The Boston Celtics starters weren’t supposed to play in the second half. They were supposed to be granted some rest. But when a hapless first half ended with the Celtics trailing the Nets 55-48, plans changed. Eleven minutes later, the Celtics led 80-69 when the starters were substituted out after stunning an overwhelmed Nets team with a barrage of quick and powerful jabs. A 107-92 victory was well underway.
As the cheers rained down from an abnormally loud preseason crowd at the TD Garden, the message had been sent:
Miami Heat, the Celtics are ready for opening night.
- Game Notes:
- Shaq continues to fit in. The Great Wall of Massachusetts solidified his hold on the starting role, and keeps working to change the perception that his presence held Cleveland back. The Diesel has been nothing but helpful in Boston, where his rebounding, outlet passes and paint presence have been a welcome addition. Tonight, he even hedged a screen-and-roll and forced a turnover. I pinched myself to make sure I wasn’t dreaming.
- Contrary to what most folks thought, Shaq’s presence doesn’t clog the lane for the Celtics — it opens lanes. On one play, Ray Allen came off a curl with a head of steam towards the hoop. Even though Allen was wide open and headed straight for a layup, the Nets’ center didn’t fully commit to helping out. Why? It could have been that the Nets are awful defensively. That makes sense. But more likely, the Nets’ center was afraid to leave Shaq because Shaq’s a bigger threat than Kendrick Perkins ever was. Well, that and the Nets are awful defensively.
- A couple plays into the third quarter, Paul Pierce sneaked around Kris Humphries and stole the ball. Pierce outlet passed the ball to Rajon Rondo, igniting the fast break. Rondo dumped it back to Pierce, who finished the play with a vicious dunk close enough to Johan Petro to make the Nets’ center blush. You can’t tell me Pierce had that type of rise in last year’s playoffs. You can’t.
- I’ll be shocked if Von Wafer isn’t chosen as the Celtics’ 15th player. He found his sea legs (C legs?), and for the past three games has provided the offensive boost the Celtics expected when they signed him. Stephane Lasme will remain an inspiration and a great story, but the Celtics will likely assign him to the Maine Red Claws — if Lasme agrees.
- Semih Erden isn’t your normal rookie.
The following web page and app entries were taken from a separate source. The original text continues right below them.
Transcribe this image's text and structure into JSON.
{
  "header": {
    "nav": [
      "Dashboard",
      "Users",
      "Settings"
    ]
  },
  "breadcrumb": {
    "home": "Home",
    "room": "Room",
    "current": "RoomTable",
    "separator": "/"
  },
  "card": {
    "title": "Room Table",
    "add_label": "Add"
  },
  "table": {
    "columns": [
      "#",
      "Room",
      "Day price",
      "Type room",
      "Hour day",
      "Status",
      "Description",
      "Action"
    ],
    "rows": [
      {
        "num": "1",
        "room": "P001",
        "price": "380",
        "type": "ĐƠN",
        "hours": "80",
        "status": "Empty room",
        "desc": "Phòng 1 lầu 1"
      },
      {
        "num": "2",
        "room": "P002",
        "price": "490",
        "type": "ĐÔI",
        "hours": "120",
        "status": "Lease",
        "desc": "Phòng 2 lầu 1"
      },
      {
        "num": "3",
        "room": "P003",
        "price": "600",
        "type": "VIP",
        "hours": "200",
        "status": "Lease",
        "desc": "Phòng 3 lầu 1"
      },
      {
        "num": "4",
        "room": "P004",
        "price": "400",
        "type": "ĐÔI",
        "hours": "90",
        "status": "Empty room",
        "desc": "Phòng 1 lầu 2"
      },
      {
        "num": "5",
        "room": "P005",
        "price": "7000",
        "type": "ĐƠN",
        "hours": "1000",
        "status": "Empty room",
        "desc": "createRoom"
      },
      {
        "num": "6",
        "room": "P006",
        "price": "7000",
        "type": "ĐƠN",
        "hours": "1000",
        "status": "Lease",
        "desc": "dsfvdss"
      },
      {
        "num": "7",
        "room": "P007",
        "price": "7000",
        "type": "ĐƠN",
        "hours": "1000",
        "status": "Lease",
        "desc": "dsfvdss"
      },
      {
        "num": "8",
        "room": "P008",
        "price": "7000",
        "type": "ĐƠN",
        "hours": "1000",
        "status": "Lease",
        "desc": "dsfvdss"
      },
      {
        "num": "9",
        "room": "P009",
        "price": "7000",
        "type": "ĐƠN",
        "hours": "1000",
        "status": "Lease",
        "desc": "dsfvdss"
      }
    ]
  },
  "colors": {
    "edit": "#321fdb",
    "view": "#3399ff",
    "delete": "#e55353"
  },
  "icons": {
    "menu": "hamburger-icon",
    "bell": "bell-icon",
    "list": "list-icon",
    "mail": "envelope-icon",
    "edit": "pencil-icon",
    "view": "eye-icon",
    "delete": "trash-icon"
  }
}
He makes at least two or three plays per game that scream “VETERAN!!!!” Today, he had two nice post moves around Derrick Favors. The second was a beautiful drop-step that was reminiscent of Kevin McHale. Okay, maybe not that veteran-esque.
- For what it’s worth, Tommy Heinsohn salivated when he first saw Rajon Rondo play for the Celtics. He had the same feeling the other night watching Avery Bradley.
- As Ray Allen tends to do, he got hot. The lesson, as usual: the only thing smoother than Ray Allen’s jumper is his bald dome piece.
- Tiny Gallon’s new number? 63. He said it made him feel like an offensive linemen. I bet looking in the mirror gives him that same feeling.
- Doc Rivers missed the game after having throat surgery. He couldn’t scream, he said. Lawrence Frank coached in his place. Frank has at least one thing he does better than Tom Thibodeau — unlike Thibs when filling in for Doc, Frank actually made substitutions.
- One of the subs he made was matching Glen Davis and Kevin Garnett together in the same frontcourt. That gives the Celtics an interesting lineup full of shooters. Something to keep an eye on.
- Mario West won’t make the Celtics, and he doesn’t deserve to. But if he ever defended me at the Y, I’d fake an injury.
- Rajon Rondo’s last on my list of notes, but not least. Every day, I marvel at the way he dominates games without scoring points.
- Kevin Garnett was aggressive. He was also whistled for a technical foul when he made an elbowing motion in the vicinity of Kris Humphries’ head. Even though the replay showed no malicious intent, I can’t fault the ref for calling a technical. When I saw the play live, I thought KG had plans to decapitate Humphries.